··· SUPPLIED DATA
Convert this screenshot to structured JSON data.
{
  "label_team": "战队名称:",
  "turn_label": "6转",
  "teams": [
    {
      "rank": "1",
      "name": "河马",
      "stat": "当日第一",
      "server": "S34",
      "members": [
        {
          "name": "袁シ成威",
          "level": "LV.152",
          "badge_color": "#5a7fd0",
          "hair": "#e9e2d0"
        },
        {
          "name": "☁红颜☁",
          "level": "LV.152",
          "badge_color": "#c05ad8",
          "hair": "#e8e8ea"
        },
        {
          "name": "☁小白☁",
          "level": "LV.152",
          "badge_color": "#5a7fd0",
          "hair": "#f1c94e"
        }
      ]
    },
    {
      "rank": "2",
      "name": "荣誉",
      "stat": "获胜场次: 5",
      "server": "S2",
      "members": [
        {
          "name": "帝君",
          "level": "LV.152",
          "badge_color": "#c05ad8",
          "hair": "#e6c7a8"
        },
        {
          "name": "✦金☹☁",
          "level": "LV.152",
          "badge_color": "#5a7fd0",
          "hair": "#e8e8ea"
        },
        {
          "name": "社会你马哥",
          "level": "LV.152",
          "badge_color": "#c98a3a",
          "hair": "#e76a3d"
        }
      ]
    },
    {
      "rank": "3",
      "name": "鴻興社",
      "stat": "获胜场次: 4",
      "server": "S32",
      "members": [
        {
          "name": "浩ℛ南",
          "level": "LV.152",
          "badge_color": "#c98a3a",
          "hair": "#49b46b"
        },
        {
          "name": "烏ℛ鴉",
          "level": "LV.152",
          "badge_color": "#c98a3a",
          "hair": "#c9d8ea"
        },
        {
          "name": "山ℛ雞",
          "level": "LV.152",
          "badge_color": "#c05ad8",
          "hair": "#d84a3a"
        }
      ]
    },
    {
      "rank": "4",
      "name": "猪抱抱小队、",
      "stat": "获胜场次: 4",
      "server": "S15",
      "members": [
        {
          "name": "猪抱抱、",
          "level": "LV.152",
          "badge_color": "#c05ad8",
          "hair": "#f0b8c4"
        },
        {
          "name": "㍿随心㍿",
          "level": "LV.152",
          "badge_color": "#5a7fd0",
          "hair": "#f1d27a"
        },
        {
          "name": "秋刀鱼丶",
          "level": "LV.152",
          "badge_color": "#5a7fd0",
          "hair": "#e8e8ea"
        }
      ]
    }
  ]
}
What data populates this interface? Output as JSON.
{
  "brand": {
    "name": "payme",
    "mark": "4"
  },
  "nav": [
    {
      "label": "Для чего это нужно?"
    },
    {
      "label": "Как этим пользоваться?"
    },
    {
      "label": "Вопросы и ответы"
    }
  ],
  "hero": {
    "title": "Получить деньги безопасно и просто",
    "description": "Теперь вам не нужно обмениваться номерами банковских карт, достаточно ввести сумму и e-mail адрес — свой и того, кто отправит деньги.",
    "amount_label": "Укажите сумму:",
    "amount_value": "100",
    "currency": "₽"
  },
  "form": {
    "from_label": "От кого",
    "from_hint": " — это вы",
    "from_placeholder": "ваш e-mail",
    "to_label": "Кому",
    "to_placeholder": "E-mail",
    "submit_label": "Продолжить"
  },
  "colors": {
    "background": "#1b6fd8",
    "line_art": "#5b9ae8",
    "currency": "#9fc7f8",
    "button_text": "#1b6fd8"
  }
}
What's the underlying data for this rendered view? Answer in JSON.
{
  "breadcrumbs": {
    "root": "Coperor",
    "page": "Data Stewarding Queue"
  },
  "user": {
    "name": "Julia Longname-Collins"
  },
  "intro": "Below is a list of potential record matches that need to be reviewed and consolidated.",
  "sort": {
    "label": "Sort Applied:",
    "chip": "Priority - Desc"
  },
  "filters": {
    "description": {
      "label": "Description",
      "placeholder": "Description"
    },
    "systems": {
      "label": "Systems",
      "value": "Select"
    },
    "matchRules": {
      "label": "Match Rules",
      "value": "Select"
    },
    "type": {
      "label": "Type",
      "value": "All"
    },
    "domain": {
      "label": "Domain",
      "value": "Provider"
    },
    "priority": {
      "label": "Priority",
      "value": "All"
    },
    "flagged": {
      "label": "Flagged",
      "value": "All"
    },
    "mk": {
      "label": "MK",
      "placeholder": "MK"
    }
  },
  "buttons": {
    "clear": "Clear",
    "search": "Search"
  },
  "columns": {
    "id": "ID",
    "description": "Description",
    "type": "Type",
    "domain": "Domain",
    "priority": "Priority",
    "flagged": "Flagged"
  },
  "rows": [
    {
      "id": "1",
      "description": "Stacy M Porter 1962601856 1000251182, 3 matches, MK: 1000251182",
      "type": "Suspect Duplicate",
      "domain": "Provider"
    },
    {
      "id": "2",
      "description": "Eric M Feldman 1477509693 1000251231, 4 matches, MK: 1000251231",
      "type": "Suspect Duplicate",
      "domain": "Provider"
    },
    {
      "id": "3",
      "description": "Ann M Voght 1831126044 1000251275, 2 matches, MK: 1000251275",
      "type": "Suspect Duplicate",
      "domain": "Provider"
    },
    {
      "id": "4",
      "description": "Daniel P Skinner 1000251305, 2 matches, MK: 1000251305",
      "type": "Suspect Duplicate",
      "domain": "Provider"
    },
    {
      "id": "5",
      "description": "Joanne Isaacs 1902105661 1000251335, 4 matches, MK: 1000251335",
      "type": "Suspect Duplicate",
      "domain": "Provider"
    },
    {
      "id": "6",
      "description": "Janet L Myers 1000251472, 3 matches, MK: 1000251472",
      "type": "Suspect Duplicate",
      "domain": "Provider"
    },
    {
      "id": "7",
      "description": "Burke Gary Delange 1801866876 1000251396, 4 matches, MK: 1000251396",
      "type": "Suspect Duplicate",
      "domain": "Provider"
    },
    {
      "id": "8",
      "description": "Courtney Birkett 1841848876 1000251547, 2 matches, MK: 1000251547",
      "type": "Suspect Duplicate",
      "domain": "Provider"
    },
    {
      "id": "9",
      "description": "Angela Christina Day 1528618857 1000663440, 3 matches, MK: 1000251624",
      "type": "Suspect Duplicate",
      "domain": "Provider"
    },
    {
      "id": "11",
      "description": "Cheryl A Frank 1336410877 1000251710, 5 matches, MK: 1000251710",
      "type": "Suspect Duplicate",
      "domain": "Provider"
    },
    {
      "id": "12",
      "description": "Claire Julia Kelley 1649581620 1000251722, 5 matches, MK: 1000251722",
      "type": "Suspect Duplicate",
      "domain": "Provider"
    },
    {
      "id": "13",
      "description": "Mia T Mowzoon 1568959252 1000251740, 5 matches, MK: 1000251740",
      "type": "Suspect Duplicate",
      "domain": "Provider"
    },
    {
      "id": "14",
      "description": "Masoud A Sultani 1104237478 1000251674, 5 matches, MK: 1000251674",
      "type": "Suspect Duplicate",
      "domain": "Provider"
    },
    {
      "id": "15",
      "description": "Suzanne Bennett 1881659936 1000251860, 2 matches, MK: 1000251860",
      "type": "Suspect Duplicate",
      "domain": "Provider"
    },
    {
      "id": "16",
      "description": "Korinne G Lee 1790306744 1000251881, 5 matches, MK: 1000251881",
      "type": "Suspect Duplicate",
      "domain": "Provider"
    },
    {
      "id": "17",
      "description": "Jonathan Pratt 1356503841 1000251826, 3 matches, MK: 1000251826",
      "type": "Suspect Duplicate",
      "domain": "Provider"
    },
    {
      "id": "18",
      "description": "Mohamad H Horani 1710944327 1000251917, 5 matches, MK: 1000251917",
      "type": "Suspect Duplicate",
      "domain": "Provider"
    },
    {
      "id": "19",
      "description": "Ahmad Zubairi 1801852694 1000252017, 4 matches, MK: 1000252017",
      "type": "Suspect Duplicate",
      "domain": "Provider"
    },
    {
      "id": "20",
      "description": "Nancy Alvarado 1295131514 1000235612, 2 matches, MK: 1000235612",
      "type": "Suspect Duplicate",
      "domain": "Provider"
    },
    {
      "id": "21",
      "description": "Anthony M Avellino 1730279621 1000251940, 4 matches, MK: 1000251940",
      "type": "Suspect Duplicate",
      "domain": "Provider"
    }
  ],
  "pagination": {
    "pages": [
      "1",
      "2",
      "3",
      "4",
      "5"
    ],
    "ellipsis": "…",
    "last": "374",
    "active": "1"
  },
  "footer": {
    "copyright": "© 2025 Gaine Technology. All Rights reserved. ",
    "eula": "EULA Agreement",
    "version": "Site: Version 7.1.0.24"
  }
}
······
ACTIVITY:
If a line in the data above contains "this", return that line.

RESULT BELOW:
Convert this screenshot to structured JSON data.
What data populates this interface? Output as JSON.
What's the underlying data for this rendered view? Answer in JSON.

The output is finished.